Book Review: Rescuing Julia Twice
I am so happy that Tina Traster offered me the chance to read and review this important story of her daughter’s adoption from Russia (Siberia, to be precise) and the family’s struggle with Reactive Attachment Disorder.
Let me start by explaining why this subject resonates with me, and why I was excited to read this book.
I have long been an advocate of “Attachment Parenting,” which sometimes receives a bad rap in the popular press by people who misunderstand it as a rigid set of rules. Really it’s more about rejecting rigid rules, trusting yourself, and following your baby’s (and later your child’s) cues. It was already something I was doing at least in part when I learned what it was called from my sister (who founded the Knoxville Chapter of Attachment Parenting International), and I’m now friends with someone who actually wrote the book(or at least one of them!) on it. So I know how important secure attachment is for children, and how we as parents should be fostering that from the moment of birth.
But what happens when children don’t get that kind of parenting, or indeed much parenting at all? As Melissa Fay Greene asks in her foreword to Ms. Traster’s book: “[W]hat of babies who . . . are unable to attract permanent devoted caregivers and cannot seem to locate an adult to adore? . . . What happens to such a baby if she is not rescued before the light in her eyes has gone out? . . . When a baby or young child has learned that no one is coming, that no one thinks he or she is the cutest little baby on earth; that he or she must weather hunger, cold, and sickness in solitary, those are hard lessons to unlearn.”
Doesn’t your heart just break, reading that? I know mine does. And it’s something I often think of and worry about because of the work I do.
As many of you know, my husband is an attorney, and we do a lot of work in the juvenile court system. We see babies who are removed from their parents as infants, and allowed to see them for only 4.3 hours per month. Sometimes months and years go by before these children are reunited with their parents. Many times they are moved from one foster home to another. No one seems to discuss the effect this has on their ability to form attachments not just to their parents but to anyone. Conversely, I routinely read Petitions to Terminate the Parental Rights of some of our clients which claim that no bond exists with the birth parents (with whom the child may have lived for many years) and that a bond has formed with the foster parents (with whom the child has lived for a few months). We always question these non-evidence-based assumptions when we answer these petitions, and demand to see the science that would back them up, but of course there is no such science.
So we worry. We worry about these kids, and their futures, because we know secure attachment is so important. And that’s why this book is so important, not only for those who have adopted from foreign countries or are considering doing so, but for anyone who is interested in helping the troubled children in our social services system, or in doing something to reform that broken system.
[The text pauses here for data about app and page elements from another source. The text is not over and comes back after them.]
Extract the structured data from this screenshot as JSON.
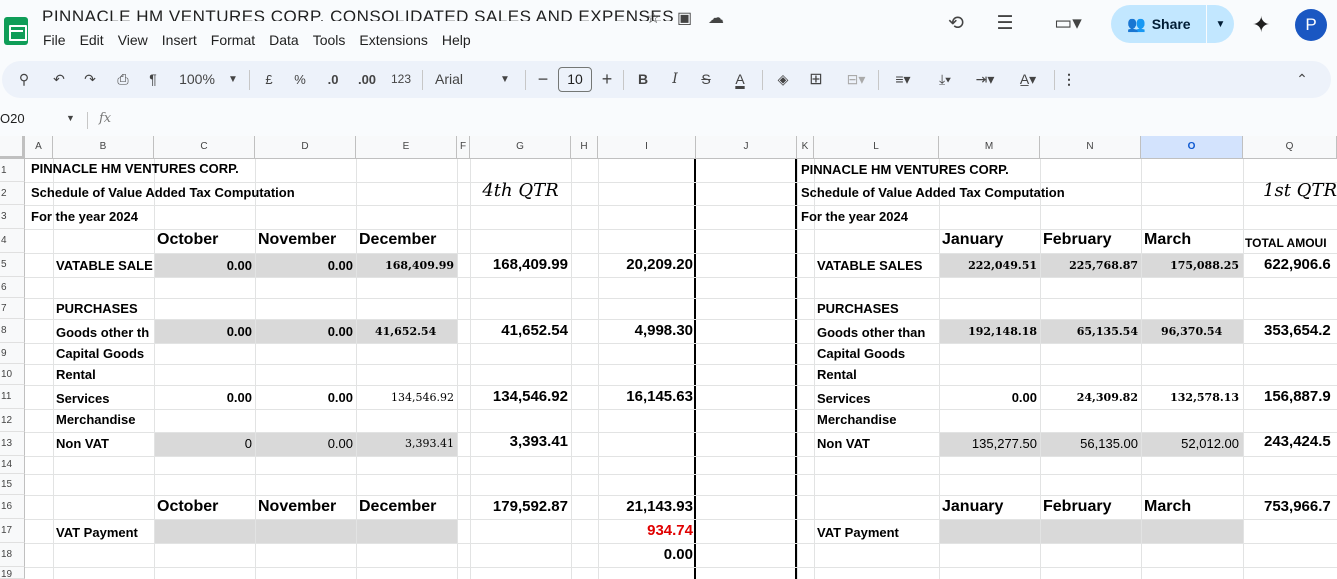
{
  "app": {
    "title": "PINNACLE HM VENTURES CORP. CONSOLIDATED SALES AND EXPENSES",
    "menu": [
      "File",
      "Edit",
      "View",
      "Insert",
      "Format",
      "Data",
      "Tools",
      "Extensions",
      "Help"
    ],
    "share_label": "Share",
    "avatar_letter": "P"
  },
  "toolbar": {
    "zoom": "100%",
    "currency": "£",
    "percent": "%",
    "dec_decrease": ".0",
    "dec_increase": ".00",
    "number_format": "123",
    "font": "Arial",
    "font_size": "10",
    "bold": "B",
    "italic": "I",
    "strike": "S",
    "text_color": "A"
  },
  "formula_bar": {
    "cell_ref": "O20",
    "fx": "fx",
    "value": ""
  },
  "columns": [
    "A",
    "B",
    "C",
    "D",
    "E",
    "F",
    "G",
    "H",
    "I",
    "J",
    "K",
    "L",
    "M",
    "N",
    "O",
    "Q"
  ],
  "selected_column": "O",
  "rows": [
    "1",
    "2",
    "3",
    "4",
    "5",
    "6",
    "7",
    "8",
    "9",
    "10",
    "11",
    "12",
    "13",
    "14",
    "15",
    "16",
    "17",
    "18",
    "19"
  ],
  "sheet": {
    "left": {
      "company": "PINNACLE HM VENTURES CORP.",
      "schedule": "Schedule of Value Added Tax Computation",
      "year": "For the year 2024",
      "quarter": "4th QTR",
      "months": [
        "October",
        "November",
        "December"
      ],
      "vatable_sales_label": "VATABLE SALE",
      "vatable_sales": [
        "0.00",
        "0.00",
        "168,409.99"
      ],
      "vatable_sales_total": "168,409.99",
      "vatable_sales_vat": "20,209.20",
      "purchases_label": "PURCHASES",
      "goods_label": "Goods other th",
      "goods": [
        "0.00",
        "0.00",
        "41,652.54"
      ],
      "goods_total": "41,652.54",
      "goods_vat": "4,998.30",
      "capital_goods_label": "Capital Goods",
      "rental_label": "Rental",
      "services_label": "Services",
      "services": [
        "0.00",
        "0.00",
        "134,546.92"
      ],
      "services_total": "134,546.92",
      "services_vat": "16,145.63",
      "merchandise_label": "Merchandise",
      "nonvat_label": "Non VAT",
      "nonvat": [
        "0",
        "0.00",
        "3,393.41"
      ],
      "nonvat_total": "3,393.41",
      "months2": [
        "October",
        "November",
        "December"
      ],
      "summary_total": "179,592.87",
      "summary_vat": "21,143.93",
      "vat_payment_label": "VAT Payment",
      "vat_payment": "934.74",
      "balance": "0.00"
    },
    "right": {
      "company": "PINNACLE HM VENTURES CORP.",
      "schedule": "Schedule of Value Added Tax Computation",
      "year": "For the year 2024",
      "quarter": "1st QTR",
      "months": [
        "January",
        "February",
        "March"
      ],
      "total_label": "TOTAL AMOUI",
      "vatable_sales_label": "VATABLE SALES",
      "vatable_sales": [
        "222,049.51",
        "225,768.87",
        "175,088.25"
      ],
      "vatable_sales_total": "622,906.6",
      "purchases_label": "PURCHASES",
      "goods_label": "Goods other than",
      "goods": [
        "192,148.18",
        "65,135.54",
        "96,370.54"
      ],
      "goods_total": "353,654.2",
      "capital_goods_label": "Capital Goods",
      "rental_label": "Rental",
      "services_label": "Services",
      "services": [
        "0.00",
        "24,309.82",
        "132,578.13"
      ],
      "services_total": "156,887.9",
      "merchandise_label": "Merchandise",
      "nonvat_label": "Non VAT",
      "nonvat": [
        "135,277.50",
        "56,135.00",
        "52,012.00"
      ],
      "nonvat_total": "243,424.5",
      "months2": [
        "January",
        "February",
        "March"
      ],
      "summary_total": "753,966.7",
      "vat_payment_label": "VAT Payment"
    }
  }
}
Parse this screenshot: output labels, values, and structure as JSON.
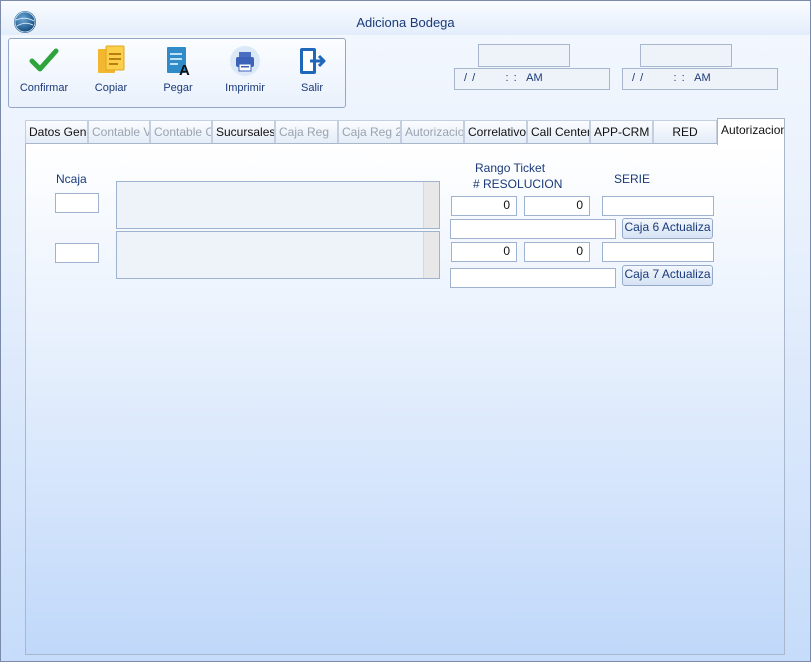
{
  "window": {
    "title": "Adiciona Bodega"
  },
  "toolbar": {
    "confirmar": "Confirmar",
    "copiar": "Copiar",
    "pegar": "Pegar",
    "imprimir": "Imprimir",
    "salir": "Salir"
  },
  "header": {
    "datetime1": "/ /      : :  AM",
    "datetime2": "/ /      : :  AM"
  },
  "tabs": [
    {
      "label": "Datos Generales",
      "state": "normal"
    },
    {
      "label": "Contable Ventas",
      "state": "disabled"
    },
    {
      "label": "Contable Compras",
      "state": "disabled"
    },
    {
      "label": "Sucursales",
      "state": "normal"
    },
    {
      "label": "Caja Reg",
      "state": "disabled"
    },
    {
      "label": "Caja Reg 2",
      "state": "disabled"
    },
    {
      "label": "Autorizaciones",
      "state": "disabled"
    },
    {
      "label": "Correlativos",
      "state": "normal"
    },
    {
      "label": "Call Center",
      "state": "normal"
    },
    {
      "label": "APP-CRM",
      "state": "normal"
    },
    {
      "label": "RED",
      "state": "normal"
    },
    {
      "label": "Autorizaciones",
      "state": "active"
    }
  ],
  "panel": {
    "ncaja_label": "Ncaja",
    "rango_label": "Rango Ticket",
    "resolucion_label": "# RESOLUCION",
    "serie_label": "SERIE",
    "row1": {
      "desde": "0",
      "hasta": "0",
      "button": "Caja 6 Actualiza"
    },
    "row2": {
      "desde": "0",
      "hasta": "0",
      "button": "Caja 7 Actualiza"
    }
  }
}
When Tina Traster and her husband, Ricky Tannenbaum, set out to adopt a baby from Siberia, they did not even consider the idea that their child might have trouble bonding with them. On the contrary, Tina was more concerned about her own “queasy ambivalence.” She hasn’t read any parenting books. She is shocked, and not in a happy way, to learn that Julia’s adoption will take place much sooner than they had been told. She doesn’t even know how to change a diaper.
Tina’s honesty in disclosing her fears and her mixed feelings about adopting a baby strikes me as a bold move. It would be easy to blame Julia’s lack of bonding on a mother who has her own issues with attachment–one who is in fact in the middle of long-standing conflict with and estrangement from her own mother. But this tactic works because of Ricky, who is not ambivalent, who is deft and efficient in caring for the baby from the start, who is loving and nurturing and who seems to his wife to have it all together. We are accompanying Tina on her journey as she worries when she sees other babies and the way their mothers interact with them, and becomes certain something is different about Julia at the same time that she questions her own ability to mother. When Tina writes: “For the first two years after we brought Julia home, I thought I was the only one in the world who experienced difficulties with her, that I’d made a mistake, that motherhood and I weren’t meant to be . . . only in the last year have I seen Ricky become aggravated with her behavior. She’s just as unresponsive to him as she is to me,” her concerns are validated, and any misgivings the reader may have had as to the origins of Julia’s inability to bond are swept away as well.